We evaluated the phenotypic impact of MYH7 and MYBPC3 sarcomere gene mutations on murine cardiac structure and function using CMR. We found hypertrophic LV in DBA/2J mice, as well as relevant changes in mouse RV function in these mice when compared to C57BL/6J mice. Previous studies revealed that RV involvements were comparable to those of LV global function impairments in HCM patients[3]. Thus, the presence of RV dysfunction on the MRI may help to predict the severe symptomatic HCM related heart abnormalities and to study the HCM progression and symptom occurrence. Furthermore, studying the phenotype on distinctive genetic mutation mouse models can provide insights into whether LV hypertrophy is the primary trait, or whether it occurs as a secondary adaptive response in HCM. In conclusion, our result showed changes in RV and provide new insights into the correlation of genetic alteration and HCM phenotype.


No acknowledgement found.


[1] Zhao, et al., PLoS One. 10: e0133132. (2015)

[2] Wagenhaus, et al., PLoS One. 7: e42383. (2012)

[3] Zhang et al., PLoS One. 9: e104312. (2014)


Figure 1: Mice bearing both gene variant on MYH7 and MYBPC3 show LV hypertrophy. Representative FLASH CINE images (diastole and systole) showing a mid-ventricular short axis view in both male and female C57BL6J and DBA/2J mouse heart at 9.4T. Blue dash lines depict the diameter of myocardium in C57BL6J mice. Red dash lines depict the diameter of myocardium in DBA/2J mice. Scale bar=1mm
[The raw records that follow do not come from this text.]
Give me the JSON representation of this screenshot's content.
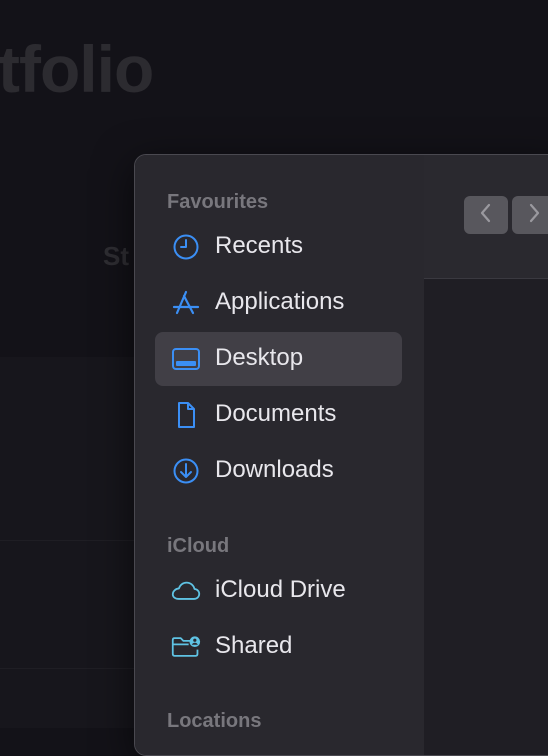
{
  "background": {
    "title": "tfolio",
    "subtitle": "St"
  },
  "dialog": {
    "sidebar": {
      "sections": [
        {
          "header": "Favourites",
          "items": [
            {
              "label": "Recents",
              "icon": "clock-icon",
              "selected": false
            },
            {
              "label": "Applications",
              "icon": "applications-icon",
              "selected": false
            },
            {
              "label": "Desktop",
              "icon": "desktop-icon",
              "selected": true
            },
            {
              "label": "Documents",
              "icon": "document-icon",
              "selected": false
            },
            {
              "label": "Downloads",
              "icon": "download-icon",
              "selected": false
            }
          ]
        },
        {
          "header": "iCloud",
          "items": [
            {
              "label": "iCloud Drive",
              "icon": "cloud-icon",
              "selected": false
            },
            {
              "label": "Shared",
              "icon": "shared-folder-icon",
              "selected": false
            }
          ]
        },
        {
          "header": "Locations",
          "items": []
        }
      ]
    },
    "toolbar": {
      "back_icon": "chevron-left-icon",
      "forward_icon": "chevron-right-icon"
    }
  },
  "colors": {
    "accent": "#3b8ff5",
    "icloud_accent": "#5fc3e4",
    "selected_bg": "#413f46",
    "label_text": "#e8e7ec",
    "section_text": "#78777d"
  }
}
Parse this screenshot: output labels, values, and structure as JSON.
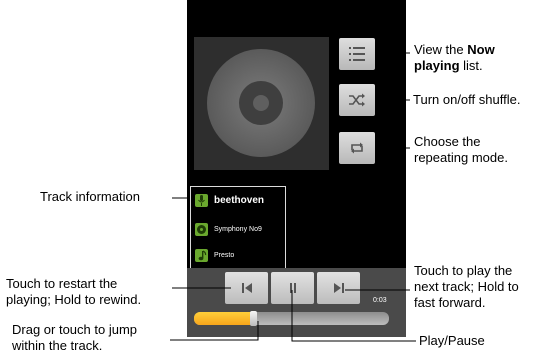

Figure 2: Mice bearing both gene variant on MYH7 and MYBPC3 show different heart morphology and function. * p<0.05; **p<0.01

Figure 3: In-vivo and ex-vivo heart images of C57BL6J and DBA/2J mice. From both in-vivo and high resolution ex-vivo images of coronal view, no myocardial crypts can be seen with the spatial resolution used.

Proc. Intl. Soc. Mag. Reson. Med. 25 (2017)